Exercise objective — Starting at the line that contains "Convert this screenshot", set down each line exactly until the records end, keeping both ends and adding nothing.

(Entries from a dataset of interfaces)

★ ★ ★ ★

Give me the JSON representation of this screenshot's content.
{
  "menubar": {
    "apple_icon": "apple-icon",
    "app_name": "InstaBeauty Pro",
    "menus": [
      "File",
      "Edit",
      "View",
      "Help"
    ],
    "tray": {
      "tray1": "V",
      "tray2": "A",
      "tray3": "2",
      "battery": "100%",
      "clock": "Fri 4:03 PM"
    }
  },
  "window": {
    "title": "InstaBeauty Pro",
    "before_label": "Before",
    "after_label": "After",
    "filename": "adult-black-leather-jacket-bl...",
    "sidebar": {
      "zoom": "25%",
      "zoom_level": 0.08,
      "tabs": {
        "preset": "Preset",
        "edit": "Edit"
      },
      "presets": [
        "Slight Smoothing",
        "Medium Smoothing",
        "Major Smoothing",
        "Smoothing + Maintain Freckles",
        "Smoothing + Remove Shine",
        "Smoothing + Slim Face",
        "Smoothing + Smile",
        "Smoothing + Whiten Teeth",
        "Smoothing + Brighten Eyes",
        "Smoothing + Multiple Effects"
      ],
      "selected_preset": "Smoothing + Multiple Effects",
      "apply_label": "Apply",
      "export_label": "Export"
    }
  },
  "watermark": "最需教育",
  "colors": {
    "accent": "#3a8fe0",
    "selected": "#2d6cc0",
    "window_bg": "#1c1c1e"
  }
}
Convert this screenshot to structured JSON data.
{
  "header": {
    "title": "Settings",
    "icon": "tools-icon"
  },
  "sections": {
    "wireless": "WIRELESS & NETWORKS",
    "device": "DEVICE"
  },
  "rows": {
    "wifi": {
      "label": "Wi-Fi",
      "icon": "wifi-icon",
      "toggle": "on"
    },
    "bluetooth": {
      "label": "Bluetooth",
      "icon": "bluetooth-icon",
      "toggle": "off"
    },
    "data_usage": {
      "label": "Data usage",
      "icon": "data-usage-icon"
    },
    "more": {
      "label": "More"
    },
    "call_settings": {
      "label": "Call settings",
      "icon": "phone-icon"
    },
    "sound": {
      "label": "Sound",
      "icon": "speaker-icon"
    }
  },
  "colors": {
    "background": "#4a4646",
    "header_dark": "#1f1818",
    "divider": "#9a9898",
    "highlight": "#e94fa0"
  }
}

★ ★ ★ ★

Response —
Convert this screenshot to structured JSON data.
{
  "header": {
    "title": "Settings",
    "icon": "tools-icon"
  },
  "sections": {
    "wireless": "WIRELESS & NETWORKS",
    "device": "DEVICE"
  },
  "rows": {
    "wifi": {
      "label": "Wi-Fi",
      "icon": "wifi-icon",
      "toggle": "on"
    },
    "bluetooth": {
      "label": "Bluetooth",
      "icon": "bluetooth-icon",
      "toggle": "off"
    },
    "data_usage": {
      "label": "Data usage",
      "icon": "data-usage-icon"
    },
    "more": {
      "label": "More"
    },
    "call_settings": {
      "label": "Call settings",
      "icon": "phone-icon"
    },
    "sound": {
      "label": "Sound",
      "icon": "speaker-icon"
    }
  },
  "colors": {
    "background": "#4a4646",
    "header_dark": "#1f1818",
    "divider": "#9a9898",
    "highlight": "#e94fa0"
  }
}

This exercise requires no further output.